You begin to get paid in this stage of your writing career. If you have to sign a W2 (in the USA) or any kind of tax form to get paid, please notify your editor that you are underage. This clarifies any potential weirdness with signatures. Contracts are also likely to get involved-- don't be scared! Just fill in the blanks and make a photocopy for your records. You probably will never need it again.
Maps. C. Hope Clark's FundsforWriters.com has a free newsletter called "Small Markets." Sign up for it, and receive a weekly listing of markets that pay under $.25 USD/word. She also has a newsletter called "Writing Kid," which features markets for young writers. Neat-o!
Kathy Henderson's defining book for young writers, The Young Writer's Guide to Getting Published, has a great market index for "medium" markets. If you haven't already bought a copy (and have never been published), get one!
Because you've moved up in the writing world, feel free to join the writing e-community. There are market indexes like FreelanceWriting.com that are e-searchable and incredibly useful. Start a Yahoo! group for teen writers searching for publishing markets. Read writing magazines like they are medical discoveries.

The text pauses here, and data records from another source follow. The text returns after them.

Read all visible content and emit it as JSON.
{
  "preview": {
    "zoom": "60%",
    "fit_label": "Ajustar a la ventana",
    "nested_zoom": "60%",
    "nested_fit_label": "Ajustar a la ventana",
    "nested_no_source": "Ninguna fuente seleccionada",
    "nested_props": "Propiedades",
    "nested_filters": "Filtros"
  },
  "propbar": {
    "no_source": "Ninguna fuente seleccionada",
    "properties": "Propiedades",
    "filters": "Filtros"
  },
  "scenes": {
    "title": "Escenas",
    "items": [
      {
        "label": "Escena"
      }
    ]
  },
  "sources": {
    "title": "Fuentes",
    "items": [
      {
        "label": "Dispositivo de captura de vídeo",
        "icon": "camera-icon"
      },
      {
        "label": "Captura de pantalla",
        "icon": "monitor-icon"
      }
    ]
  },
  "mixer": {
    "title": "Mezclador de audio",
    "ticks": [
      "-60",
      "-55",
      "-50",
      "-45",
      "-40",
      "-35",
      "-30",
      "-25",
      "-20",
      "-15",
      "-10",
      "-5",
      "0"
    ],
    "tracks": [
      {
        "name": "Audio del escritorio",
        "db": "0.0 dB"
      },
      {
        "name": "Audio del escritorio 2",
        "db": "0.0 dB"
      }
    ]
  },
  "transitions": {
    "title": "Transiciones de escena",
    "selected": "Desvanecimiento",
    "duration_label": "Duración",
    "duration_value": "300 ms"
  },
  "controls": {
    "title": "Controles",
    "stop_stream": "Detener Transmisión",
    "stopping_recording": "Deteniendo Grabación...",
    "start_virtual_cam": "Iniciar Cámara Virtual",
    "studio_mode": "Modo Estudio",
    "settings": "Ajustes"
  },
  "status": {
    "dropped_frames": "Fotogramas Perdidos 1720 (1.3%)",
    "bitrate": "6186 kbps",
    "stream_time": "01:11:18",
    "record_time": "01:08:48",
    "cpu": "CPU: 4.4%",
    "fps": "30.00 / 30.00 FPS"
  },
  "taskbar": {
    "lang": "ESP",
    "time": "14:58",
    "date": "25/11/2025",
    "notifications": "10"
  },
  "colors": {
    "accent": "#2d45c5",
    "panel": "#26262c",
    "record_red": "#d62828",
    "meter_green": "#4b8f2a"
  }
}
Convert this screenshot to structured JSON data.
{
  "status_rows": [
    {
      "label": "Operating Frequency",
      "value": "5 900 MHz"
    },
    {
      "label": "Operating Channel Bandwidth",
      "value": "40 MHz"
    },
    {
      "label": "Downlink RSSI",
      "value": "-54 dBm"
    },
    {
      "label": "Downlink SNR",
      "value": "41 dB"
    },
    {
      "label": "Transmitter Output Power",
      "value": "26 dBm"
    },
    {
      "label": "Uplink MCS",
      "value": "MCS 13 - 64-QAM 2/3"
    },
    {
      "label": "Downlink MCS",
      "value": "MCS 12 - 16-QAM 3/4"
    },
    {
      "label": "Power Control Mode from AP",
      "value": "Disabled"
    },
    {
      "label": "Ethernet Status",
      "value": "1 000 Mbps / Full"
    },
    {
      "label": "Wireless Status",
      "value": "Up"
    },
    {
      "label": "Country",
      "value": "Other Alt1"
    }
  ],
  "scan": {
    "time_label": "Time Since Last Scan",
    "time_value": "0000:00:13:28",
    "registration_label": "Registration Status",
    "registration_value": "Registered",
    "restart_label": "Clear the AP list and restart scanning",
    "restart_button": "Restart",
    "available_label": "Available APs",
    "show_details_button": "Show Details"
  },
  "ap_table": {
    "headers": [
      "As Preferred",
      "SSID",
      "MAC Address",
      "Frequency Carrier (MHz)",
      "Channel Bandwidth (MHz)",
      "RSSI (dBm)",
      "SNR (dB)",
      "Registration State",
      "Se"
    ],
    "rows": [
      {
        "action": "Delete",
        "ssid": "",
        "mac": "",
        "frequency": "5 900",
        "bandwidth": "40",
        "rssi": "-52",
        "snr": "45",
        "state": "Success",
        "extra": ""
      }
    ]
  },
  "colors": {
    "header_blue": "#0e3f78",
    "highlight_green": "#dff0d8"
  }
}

These things can make or break your young writing career.
Driving on the backroads of your suburb, or on streets with no traffic signals, might not seem like much to the well-worn Nascar driver. But it's a huge accomplishmen to newbies (like me) who have a fear of anything with four wheels. So it is with writing. You still haven't written for anything your people have heard of, but somebody is listening.
Keep on drivin'.*
Gabrielle Linnell is the editor of Innovative: A Word for the WriTeen, and is still very bad at driving.
There is no Bookshelf this week, but no fear! Grab a copy of Dragon Slippers and East of the Sun, West of the Moon because the wonderful Jessica Day George will be joining us for a fantasy-filled Super Bowl Sunday.